(Extracted records):

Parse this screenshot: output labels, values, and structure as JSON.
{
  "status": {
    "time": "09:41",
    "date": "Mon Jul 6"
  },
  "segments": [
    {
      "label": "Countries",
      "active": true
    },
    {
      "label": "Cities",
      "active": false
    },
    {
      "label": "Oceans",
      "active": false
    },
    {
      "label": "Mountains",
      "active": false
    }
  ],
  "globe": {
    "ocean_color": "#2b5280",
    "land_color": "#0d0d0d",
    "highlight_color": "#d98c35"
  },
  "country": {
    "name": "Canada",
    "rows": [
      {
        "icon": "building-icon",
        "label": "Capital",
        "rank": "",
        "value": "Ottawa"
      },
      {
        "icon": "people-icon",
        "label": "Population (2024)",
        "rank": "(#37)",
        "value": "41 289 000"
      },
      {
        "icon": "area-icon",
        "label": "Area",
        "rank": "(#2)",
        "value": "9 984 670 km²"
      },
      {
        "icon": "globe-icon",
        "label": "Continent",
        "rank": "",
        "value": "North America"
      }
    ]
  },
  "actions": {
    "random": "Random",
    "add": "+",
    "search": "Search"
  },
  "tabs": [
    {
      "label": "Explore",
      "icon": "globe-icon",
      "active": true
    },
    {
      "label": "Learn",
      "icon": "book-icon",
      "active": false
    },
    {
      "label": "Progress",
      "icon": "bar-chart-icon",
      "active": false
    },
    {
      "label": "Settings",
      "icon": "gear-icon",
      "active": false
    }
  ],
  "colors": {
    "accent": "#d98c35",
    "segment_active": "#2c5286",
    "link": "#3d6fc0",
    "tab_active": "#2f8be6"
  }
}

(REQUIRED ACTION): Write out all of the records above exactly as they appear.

(EXERCISE SOLUTION):
Parse this screenshot: output labels, values, and structure as JSON.
{
  "status": {
    "time": "09:41",
    "date": "Mon Jul 6"
  },
  "segments": [
    {
      "label": "Countries",
      "active": true
    },
    {
      "label": "Cities",
      "active": false
    },
    {
      "label": "Oceans",
      "active": false
    },
    {
      "label": "Mountains",
      "active": false
    }
  ],
  "globe": {
    "ocean_color": "#2b5280",
    "land_color": "#0d0d0d",
    "highlight_color": "#d98c35"
  },
  "country": {
    "name": "Canada",
    "rows": [
      {
        "icon": "building-icon",
        "label": "Capital",
        "rank": "",
        "value": "Ottawa"
      },
      {
        "icon": "people-icon",
        "label": "Population (2024)",
        "rank": "(#37)",
        "value": "41 289 000"
      },
      {
        "icon": "area-icon",
        "label": "Area",
        "rank": "(#2)",
        "value": "9 984 670 km²"
      },
      {
        "icon": "globe-icon",
        "label": "Continent",
        "rank": "",
        "value": "North America"
      }
    ]
  },
  "actions": {
    "random": "Random",
    "add": "+",
    "search": "Search"
  },
  "tabs": [
    {
      "label": "Explore",
      "icon": "globe-icon",
      "active": true
    },
    {
      "label": "Learn",
      "icon": "book-icon",
      "active": false
    },
    {
      "label": "Progress",
      "icon": "bar-chart-icon",
      "active": false
    },
    {
      "label": "Settings",
      "icon": "gear-icon",
      "active": false
    }
  ],
  "colors": {
    "accent": "#d98c35",
    "segment_active": "#2c5286",
    "link": "#3d6fc0",
    "tab_active": "#2f8be6"
  }
}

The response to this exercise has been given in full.